# [YOUR TASK]
Bring together every line in the data that includes "body".

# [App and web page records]
□ □ □ □ □ □ □

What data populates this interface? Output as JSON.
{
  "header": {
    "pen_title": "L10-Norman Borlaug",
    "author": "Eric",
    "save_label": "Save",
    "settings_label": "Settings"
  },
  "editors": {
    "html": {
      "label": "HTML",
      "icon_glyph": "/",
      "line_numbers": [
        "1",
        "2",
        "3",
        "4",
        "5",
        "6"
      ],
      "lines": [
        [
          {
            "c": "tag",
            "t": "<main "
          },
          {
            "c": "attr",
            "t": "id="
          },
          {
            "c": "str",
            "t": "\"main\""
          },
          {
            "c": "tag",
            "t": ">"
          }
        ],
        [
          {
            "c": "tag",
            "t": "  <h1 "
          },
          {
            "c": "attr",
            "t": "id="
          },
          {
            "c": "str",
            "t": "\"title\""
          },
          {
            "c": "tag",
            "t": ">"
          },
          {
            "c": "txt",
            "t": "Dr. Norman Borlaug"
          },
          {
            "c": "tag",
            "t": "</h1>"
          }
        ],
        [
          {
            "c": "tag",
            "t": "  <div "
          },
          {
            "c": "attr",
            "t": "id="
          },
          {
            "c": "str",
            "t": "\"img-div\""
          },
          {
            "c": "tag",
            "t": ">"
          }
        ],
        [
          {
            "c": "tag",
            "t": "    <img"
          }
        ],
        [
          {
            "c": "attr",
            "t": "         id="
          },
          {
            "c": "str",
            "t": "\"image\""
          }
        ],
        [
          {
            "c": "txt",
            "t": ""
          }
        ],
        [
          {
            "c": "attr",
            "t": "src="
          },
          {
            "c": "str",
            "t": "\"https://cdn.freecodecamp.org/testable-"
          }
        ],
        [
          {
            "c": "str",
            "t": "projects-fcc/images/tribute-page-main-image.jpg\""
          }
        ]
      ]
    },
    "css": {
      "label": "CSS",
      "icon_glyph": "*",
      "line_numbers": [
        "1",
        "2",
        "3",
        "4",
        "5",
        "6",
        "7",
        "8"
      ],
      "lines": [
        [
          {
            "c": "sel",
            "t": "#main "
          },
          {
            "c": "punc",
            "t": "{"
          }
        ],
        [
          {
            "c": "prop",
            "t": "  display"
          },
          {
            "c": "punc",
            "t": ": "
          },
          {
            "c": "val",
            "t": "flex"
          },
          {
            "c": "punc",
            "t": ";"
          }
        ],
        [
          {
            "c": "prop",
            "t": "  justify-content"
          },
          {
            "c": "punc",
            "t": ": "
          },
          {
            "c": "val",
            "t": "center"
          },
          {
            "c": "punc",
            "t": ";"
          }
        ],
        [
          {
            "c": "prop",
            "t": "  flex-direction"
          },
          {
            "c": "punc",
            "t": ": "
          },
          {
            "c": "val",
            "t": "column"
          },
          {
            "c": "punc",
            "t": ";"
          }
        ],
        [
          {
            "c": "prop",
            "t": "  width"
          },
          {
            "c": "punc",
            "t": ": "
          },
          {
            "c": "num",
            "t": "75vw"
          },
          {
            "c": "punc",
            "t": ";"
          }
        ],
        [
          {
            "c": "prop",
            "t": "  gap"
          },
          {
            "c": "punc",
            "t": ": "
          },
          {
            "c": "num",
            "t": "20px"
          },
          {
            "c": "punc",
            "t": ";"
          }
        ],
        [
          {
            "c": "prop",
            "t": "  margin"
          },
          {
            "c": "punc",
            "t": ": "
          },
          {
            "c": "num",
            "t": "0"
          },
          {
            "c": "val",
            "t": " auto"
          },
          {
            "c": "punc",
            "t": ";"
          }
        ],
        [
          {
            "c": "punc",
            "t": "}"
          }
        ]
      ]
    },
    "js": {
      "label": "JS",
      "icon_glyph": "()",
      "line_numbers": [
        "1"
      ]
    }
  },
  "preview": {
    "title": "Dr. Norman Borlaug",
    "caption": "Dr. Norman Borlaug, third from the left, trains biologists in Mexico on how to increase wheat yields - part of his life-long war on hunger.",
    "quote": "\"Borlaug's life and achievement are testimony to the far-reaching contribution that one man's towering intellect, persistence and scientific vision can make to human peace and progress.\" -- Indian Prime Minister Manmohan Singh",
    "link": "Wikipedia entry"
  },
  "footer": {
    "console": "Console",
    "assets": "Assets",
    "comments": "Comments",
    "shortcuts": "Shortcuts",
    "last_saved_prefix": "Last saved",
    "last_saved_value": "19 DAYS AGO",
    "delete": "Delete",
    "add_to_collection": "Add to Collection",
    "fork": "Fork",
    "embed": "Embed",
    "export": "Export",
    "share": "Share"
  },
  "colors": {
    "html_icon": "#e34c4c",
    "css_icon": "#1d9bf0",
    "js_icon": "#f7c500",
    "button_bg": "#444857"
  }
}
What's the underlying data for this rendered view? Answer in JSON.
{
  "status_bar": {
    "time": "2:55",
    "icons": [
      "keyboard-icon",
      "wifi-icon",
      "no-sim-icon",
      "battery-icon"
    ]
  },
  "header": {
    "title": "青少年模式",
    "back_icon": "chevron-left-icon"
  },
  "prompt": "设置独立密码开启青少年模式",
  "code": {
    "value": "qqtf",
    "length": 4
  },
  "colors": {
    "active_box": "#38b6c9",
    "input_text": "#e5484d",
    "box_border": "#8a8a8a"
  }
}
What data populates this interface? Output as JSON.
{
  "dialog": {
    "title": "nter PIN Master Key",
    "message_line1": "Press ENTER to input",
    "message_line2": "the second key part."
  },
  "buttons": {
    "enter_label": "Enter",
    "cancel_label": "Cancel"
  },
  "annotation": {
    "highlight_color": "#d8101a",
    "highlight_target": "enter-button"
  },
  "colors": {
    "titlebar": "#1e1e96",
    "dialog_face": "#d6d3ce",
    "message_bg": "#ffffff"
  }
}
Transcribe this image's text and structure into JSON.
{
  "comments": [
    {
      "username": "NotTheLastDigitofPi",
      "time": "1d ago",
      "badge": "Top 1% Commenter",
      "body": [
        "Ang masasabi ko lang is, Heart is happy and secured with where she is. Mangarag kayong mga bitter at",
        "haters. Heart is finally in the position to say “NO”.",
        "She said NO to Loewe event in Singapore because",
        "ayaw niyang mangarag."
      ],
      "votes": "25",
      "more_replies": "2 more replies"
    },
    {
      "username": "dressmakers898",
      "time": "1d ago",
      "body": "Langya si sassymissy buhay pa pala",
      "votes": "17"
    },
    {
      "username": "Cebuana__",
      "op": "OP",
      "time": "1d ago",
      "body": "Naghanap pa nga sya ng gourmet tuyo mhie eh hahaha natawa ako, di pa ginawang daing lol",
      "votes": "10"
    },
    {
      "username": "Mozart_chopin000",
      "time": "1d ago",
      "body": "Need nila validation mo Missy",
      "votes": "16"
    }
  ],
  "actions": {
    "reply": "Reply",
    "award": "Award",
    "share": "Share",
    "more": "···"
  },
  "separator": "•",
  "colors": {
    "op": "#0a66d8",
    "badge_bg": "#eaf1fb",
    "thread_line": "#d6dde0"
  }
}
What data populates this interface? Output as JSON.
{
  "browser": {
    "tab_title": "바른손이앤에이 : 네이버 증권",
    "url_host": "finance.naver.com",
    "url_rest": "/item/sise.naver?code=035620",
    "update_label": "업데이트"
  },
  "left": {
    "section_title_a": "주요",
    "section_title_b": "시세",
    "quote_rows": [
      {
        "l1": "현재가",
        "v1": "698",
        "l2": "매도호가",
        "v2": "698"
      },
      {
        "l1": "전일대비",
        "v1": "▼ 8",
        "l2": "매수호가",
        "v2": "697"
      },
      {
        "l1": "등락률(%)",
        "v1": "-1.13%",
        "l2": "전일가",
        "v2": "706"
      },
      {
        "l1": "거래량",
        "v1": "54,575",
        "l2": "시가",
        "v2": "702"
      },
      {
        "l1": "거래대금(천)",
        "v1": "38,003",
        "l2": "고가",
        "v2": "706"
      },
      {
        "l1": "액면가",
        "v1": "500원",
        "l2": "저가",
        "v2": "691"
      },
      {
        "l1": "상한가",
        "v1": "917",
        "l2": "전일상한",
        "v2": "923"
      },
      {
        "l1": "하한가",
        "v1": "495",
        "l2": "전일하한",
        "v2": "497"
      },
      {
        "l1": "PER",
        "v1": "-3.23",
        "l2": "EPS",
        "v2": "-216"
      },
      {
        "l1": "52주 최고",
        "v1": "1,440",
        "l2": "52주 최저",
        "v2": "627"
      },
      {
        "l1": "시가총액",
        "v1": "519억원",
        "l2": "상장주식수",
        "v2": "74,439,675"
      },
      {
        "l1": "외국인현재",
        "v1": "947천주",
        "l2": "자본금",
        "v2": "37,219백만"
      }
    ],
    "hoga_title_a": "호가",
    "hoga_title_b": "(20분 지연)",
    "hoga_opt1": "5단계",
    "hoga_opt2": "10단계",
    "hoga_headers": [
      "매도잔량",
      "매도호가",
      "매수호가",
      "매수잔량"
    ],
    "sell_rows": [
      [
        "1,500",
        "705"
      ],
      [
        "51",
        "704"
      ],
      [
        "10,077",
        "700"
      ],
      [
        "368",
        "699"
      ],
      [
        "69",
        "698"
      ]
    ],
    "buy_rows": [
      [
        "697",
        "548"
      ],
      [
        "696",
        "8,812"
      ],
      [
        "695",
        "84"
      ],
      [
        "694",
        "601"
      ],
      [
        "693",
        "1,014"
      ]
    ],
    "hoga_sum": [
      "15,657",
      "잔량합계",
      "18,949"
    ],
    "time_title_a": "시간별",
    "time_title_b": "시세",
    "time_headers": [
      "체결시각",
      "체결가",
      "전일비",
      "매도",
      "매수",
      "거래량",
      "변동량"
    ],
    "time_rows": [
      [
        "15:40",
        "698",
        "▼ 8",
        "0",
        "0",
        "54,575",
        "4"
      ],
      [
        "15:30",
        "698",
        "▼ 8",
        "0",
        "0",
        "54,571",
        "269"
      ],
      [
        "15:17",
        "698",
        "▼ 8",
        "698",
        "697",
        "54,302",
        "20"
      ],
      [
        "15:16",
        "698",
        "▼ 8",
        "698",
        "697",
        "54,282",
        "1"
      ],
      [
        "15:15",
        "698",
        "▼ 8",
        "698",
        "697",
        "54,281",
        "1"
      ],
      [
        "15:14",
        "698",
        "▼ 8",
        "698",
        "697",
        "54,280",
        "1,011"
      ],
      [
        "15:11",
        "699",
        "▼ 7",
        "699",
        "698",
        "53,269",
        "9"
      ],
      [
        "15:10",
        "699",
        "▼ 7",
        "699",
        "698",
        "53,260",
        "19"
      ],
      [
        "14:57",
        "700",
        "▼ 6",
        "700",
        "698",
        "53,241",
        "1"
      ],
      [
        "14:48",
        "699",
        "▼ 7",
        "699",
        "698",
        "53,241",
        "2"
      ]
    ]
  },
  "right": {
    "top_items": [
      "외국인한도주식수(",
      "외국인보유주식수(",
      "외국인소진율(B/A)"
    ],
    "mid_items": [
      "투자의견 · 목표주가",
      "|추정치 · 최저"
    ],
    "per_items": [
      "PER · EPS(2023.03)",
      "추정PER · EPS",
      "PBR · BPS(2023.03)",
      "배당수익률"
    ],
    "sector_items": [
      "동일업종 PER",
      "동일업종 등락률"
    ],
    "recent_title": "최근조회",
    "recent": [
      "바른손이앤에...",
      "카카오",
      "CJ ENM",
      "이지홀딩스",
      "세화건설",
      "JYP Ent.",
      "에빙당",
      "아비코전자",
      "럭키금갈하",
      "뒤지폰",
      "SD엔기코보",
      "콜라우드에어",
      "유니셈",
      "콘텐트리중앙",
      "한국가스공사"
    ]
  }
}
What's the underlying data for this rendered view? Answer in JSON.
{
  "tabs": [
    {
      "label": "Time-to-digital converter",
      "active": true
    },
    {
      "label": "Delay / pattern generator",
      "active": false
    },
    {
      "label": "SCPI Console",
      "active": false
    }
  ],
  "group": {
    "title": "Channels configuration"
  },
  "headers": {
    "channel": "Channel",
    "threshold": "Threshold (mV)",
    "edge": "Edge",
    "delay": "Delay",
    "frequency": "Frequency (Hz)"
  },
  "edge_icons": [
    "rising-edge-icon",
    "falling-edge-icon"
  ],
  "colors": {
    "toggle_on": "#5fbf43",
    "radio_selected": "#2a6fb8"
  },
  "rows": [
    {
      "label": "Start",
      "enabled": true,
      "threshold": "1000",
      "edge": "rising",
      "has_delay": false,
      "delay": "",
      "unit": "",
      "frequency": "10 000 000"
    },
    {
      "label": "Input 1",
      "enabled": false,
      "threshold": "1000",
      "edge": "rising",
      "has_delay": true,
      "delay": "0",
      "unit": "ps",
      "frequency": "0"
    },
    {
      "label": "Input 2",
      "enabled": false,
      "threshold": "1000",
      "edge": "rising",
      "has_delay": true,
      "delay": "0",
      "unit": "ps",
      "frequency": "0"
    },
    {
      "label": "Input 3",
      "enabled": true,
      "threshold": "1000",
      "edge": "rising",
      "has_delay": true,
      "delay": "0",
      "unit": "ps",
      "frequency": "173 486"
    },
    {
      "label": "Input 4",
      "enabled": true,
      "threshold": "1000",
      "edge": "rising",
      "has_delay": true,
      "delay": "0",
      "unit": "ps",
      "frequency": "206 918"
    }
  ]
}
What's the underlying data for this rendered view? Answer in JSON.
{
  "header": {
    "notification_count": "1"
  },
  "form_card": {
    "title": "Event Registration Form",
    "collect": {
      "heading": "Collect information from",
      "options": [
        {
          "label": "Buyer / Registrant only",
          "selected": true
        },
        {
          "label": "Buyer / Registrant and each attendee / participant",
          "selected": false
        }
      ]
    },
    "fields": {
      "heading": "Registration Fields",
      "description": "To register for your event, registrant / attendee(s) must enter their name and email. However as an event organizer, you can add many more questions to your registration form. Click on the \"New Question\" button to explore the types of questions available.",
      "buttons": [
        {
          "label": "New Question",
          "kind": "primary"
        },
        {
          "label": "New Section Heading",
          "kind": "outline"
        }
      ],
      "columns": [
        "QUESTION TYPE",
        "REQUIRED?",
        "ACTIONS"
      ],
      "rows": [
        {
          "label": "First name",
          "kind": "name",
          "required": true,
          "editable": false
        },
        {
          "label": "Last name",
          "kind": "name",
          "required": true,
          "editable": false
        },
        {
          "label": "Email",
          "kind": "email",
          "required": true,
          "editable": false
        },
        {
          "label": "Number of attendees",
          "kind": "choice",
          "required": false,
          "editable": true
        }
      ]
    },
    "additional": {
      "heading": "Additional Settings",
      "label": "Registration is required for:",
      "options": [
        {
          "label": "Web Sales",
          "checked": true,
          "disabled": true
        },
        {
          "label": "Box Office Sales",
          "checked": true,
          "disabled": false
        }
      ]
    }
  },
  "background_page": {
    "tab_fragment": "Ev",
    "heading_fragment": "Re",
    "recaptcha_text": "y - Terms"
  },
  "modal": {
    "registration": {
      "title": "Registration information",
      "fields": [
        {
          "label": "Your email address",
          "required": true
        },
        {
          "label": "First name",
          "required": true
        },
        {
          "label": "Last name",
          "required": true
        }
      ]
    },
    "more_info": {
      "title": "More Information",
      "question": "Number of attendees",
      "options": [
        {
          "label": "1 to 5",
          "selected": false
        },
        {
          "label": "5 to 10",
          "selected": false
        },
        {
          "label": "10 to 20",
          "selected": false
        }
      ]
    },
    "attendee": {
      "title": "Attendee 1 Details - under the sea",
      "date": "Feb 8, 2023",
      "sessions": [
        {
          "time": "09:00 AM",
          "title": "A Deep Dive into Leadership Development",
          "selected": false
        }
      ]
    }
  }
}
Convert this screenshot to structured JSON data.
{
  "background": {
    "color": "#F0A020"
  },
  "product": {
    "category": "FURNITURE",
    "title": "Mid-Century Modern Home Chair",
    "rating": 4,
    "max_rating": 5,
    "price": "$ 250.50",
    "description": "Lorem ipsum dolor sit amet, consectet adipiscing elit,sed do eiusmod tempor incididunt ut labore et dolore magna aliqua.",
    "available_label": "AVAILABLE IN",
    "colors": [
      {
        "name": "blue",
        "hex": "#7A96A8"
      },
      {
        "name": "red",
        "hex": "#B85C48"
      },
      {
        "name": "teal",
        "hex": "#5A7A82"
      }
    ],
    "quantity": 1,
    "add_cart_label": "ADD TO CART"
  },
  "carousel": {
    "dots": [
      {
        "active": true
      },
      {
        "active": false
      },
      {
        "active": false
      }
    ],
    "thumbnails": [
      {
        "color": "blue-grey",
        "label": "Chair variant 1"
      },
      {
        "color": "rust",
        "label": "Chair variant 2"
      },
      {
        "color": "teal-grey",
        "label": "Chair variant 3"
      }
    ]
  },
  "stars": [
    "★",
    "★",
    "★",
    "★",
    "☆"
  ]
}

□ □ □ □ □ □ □

# [EXERCISE RESPONSE]
      "body": [
      "body": "Langya si sassymissy buhay pa pala",
      "body": "Naghanap pa nga sya ng gourmet tuyo mhie eh hahaha natawa ako, di pa ginawang daing lol",
      "body": "Need nila validation mo Missy",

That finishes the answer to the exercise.